## What to do
Check every line of the records below for the string "value" and copy the ones that have it.
::::::
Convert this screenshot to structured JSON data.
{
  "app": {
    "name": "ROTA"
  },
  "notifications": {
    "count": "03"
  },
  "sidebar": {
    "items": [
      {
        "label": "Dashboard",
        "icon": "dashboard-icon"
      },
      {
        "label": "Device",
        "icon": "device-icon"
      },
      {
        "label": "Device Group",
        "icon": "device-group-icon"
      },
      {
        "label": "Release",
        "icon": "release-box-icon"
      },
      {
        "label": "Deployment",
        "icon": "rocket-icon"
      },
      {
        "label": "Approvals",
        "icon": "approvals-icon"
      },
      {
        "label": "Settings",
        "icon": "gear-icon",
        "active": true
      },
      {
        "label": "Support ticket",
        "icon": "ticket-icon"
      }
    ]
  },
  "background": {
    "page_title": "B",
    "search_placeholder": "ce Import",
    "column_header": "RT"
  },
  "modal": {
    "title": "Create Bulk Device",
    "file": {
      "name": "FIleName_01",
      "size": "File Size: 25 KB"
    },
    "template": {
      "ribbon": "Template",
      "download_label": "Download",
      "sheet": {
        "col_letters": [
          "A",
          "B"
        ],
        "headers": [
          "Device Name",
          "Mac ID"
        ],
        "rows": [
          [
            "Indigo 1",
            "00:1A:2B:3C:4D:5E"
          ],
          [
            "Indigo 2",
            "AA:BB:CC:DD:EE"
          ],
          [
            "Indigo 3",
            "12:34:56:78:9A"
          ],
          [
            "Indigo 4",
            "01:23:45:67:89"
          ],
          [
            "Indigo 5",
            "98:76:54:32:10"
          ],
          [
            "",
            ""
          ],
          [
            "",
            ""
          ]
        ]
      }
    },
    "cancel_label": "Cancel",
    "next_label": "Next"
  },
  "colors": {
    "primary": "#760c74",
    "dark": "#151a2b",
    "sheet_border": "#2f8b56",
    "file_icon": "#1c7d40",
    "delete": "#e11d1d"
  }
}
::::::
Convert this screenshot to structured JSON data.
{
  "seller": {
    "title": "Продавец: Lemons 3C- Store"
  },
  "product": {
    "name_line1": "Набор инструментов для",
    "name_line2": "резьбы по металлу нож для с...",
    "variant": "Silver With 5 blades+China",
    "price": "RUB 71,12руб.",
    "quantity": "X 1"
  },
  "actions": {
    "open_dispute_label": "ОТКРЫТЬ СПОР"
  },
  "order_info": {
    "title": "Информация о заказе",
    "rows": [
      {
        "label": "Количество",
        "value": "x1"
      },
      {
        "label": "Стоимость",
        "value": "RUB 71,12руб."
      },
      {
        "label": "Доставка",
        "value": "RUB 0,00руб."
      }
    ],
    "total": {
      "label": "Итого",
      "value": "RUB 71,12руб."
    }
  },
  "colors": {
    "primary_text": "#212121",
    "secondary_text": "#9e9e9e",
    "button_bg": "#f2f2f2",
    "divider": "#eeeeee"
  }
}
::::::
## Solution to the problem
        "value": "x1"
        "value": "RUB 71,12руб."
        "value": "RUB 0,00руб."
      "value": "RUB 71,12руб."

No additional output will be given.